> _EXERCISE DESCRIPTION_: Using the records that follow, work out how many lines hold the string "here" and provide that number only.

-*-*-

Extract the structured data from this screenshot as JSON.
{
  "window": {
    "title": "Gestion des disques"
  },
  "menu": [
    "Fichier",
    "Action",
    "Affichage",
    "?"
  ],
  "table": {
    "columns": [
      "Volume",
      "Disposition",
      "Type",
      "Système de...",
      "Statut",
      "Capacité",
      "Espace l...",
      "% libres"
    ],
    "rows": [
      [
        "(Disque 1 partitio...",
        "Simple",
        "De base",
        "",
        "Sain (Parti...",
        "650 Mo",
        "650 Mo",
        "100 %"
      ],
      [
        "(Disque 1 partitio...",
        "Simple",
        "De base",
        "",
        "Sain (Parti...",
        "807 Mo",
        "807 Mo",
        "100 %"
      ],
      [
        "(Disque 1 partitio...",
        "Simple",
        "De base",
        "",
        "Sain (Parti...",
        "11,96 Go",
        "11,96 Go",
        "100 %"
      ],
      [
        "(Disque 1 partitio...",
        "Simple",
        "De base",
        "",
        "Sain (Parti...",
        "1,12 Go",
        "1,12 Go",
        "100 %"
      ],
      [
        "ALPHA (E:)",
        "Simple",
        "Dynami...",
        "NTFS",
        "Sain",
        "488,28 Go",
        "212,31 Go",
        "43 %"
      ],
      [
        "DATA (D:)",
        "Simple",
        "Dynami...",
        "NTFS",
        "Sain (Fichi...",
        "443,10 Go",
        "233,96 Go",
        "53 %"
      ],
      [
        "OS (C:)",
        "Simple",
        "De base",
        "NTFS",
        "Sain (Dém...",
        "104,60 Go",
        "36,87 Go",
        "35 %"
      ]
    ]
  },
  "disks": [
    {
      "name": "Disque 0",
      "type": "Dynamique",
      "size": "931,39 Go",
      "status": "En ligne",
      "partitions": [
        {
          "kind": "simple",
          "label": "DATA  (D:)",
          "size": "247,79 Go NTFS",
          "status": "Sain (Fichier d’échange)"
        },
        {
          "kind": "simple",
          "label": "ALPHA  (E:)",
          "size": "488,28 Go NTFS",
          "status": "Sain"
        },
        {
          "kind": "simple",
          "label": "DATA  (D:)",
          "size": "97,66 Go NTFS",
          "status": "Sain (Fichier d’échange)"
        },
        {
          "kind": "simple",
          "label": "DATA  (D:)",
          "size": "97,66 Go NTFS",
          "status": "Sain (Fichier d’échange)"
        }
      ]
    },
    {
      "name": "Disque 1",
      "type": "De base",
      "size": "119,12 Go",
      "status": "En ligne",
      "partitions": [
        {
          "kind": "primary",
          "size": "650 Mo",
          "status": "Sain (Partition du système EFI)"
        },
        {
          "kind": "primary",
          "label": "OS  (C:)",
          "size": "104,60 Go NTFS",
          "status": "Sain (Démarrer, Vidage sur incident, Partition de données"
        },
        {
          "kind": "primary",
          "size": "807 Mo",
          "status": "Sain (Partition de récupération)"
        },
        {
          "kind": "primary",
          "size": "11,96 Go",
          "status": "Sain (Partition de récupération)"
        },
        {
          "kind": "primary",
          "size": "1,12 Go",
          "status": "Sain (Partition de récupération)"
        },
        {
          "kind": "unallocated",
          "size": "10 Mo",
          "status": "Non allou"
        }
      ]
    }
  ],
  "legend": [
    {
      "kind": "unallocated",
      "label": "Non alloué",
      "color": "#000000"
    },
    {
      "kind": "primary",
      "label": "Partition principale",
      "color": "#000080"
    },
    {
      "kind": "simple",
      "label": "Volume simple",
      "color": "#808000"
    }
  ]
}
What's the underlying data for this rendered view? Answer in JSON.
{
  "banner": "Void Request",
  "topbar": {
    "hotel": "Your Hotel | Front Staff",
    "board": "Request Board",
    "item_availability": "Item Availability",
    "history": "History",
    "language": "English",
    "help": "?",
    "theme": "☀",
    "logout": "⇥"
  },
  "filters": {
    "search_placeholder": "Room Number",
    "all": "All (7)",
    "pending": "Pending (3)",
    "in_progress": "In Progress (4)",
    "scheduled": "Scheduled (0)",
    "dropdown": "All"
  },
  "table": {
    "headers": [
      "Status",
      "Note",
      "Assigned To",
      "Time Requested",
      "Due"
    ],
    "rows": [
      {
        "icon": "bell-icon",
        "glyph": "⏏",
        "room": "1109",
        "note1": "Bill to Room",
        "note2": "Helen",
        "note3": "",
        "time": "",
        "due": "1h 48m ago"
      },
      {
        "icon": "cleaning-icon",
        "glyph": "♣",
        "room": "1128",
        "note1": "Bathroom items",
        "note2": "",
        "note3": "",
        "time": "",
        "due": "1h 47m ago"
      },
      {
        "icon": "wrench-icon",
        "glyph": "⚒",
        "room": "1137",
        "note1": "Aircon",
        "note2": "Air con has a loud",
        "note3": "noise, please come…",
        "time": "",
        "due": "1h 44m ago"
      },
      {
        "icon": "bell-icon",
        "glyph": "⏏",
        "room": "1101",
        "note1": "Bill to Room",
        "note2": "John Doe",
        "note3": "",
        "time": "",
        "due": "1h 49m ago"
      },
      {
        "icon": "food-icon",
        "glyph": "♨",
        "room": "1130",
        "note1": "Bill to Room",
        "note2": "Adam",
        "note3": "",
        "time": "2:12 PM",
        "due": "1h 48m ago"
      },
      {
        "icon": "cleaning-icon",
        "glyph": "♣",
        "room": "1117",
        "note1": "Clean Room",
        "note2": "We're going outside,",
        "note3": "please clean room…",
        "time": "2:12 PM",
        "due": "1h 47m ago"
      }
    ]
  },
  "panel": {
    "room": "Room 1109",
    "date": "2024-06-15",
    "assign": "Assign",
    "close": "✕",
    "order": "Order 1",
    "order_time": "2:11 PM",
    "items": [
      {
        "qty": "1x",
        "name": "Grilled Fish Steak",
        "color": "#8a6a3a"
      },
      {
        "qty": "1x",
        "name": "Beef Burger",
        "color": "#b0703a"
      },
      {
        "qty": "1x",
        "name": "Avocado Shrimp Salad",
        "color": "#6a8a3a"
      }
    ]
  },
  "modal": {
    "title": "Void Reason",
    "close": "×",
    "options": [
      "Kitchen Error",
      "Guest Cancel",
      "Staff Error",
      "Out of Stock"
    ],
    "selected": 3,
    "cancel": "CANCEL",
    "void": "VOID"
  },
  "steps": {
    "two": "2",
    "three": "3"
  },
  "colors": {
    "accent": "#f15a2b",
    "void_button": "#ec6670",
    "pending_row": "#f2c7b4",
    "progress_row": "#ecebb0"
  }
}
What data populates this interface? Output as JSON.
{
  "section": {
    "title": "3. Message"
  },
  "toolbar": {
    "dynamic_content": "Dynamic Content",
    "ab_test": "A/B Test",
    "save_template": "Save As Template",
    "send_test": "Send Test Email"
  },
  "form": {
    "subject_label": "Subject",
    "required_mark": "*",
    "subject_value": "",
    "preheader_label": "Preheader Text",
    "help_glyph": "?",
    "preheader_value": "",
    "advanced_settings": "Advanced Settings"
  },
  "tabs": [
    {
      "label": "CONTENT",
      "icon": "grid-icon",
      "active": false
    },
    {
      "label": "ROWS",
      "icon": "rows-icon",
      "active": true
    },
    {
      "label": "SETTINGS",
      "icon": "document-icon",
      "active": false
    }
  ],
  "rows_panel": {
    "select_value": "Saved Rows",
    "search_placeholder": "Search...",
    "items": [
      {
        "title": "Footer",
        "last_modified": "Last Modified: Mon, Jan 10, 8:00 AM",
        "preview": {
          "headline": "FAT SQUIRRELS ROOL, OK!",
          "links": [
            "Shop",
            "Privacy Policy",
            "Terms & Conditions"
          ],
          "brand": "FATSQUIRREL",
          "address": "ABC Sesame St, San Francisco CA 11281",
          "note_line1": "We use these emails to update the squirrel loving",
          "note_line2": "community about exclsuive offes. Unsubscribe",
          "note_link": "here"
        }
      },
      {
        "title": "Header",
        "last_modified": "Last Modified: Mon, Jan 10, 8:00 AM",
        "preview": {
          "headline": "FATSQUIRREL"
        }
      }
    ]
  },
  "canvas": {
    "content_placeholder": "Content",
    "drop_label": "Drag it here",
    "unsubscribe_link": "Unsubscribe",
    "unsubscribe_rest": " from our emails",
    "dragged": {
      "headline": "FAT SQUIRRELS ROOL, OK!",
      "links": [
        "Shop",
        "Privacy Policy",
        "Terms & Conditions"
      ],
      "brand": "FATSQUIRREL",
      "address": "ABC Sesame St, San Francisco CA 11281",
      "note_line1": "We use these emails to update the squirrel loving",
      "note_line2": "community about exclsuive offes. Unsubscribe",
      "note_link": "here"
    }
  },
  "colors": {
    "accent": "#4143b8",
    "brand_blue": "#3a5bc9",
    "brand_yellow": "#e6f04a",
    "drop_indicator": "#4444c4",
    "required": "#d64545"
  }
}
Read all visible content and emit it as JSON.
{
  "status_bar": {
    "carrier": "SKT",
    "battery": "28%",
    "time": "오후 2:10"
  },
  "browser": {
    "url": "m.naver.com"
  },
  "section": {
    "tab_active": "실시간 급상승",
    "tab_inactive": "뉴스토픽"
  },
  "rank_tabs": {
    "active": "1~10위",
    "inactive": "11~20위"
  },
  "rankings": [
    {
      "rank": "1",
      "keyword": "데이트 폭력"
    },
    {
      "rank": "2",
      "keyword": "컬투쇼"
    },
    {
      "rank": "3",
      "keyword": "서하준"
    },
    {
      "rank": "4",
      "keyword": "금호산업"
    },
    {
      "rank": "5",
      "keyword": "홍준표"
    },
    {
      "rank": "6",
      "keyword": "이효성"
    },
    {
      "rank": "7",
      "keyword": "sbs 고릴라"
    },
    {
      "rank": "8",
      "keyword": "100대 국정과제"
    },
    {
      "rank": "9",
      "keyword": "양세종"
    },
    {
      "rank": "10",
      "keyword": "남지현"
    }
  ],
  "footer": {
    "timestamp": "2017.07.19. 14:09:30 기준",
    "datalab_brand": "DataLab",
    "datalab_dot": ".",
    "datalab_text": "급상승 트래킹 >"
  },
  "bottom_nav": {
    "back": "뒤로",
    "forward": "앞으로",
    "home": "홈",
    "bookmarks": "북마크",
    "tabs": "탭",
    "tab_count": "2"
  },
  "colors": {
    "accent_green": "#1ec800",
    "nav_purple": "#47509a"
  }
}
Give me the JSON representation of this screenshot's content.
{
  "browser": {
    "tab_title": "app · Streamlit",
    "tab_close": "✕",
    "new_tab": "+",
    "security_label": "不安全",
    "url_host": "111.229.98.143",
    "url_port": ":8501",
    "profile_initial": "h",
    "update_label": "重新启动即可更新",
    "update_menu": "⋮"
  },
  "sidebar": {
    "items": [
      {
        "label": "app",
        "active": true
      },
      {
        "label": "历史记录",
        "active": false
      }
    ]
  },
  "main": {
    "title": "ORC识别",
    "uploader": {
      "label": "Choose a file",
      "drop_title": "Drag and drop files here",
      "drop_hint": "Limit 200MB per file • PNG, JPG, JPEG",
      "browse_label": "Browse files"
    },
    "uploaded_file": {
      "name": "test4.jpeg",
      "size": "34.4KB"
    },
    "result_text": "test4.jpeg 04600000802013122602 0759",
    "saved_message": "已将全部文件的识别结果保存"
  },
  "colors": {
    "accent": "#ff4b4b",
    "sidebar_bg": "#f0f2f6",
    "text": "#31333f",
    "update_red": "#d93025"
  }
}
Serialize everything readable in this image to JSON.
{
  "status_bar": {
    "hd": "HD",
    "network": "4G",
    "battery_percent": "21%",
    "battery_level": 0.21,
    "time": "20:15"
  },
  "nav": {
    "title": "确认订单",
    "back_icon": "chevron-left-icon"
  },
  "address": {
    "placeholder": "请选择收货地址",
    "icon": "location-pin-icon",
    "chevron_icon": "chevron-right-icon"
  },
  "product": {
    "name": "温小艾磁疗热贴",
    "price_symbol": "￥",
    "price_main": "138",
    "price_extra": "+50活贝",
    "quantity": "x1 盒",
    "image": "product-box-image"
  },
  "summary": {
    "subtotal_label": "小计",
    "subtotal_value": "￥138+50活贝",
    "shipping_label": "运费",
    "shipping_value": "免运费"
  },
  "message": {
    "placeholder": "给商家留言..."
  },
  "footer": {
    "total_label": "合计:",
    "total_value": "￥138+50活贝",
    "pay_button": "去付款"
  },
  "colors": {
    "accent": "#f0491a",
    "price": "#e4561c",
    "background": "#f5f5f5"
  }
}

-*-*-

> _SOLUTION FOR THIS PROBLEM_: 4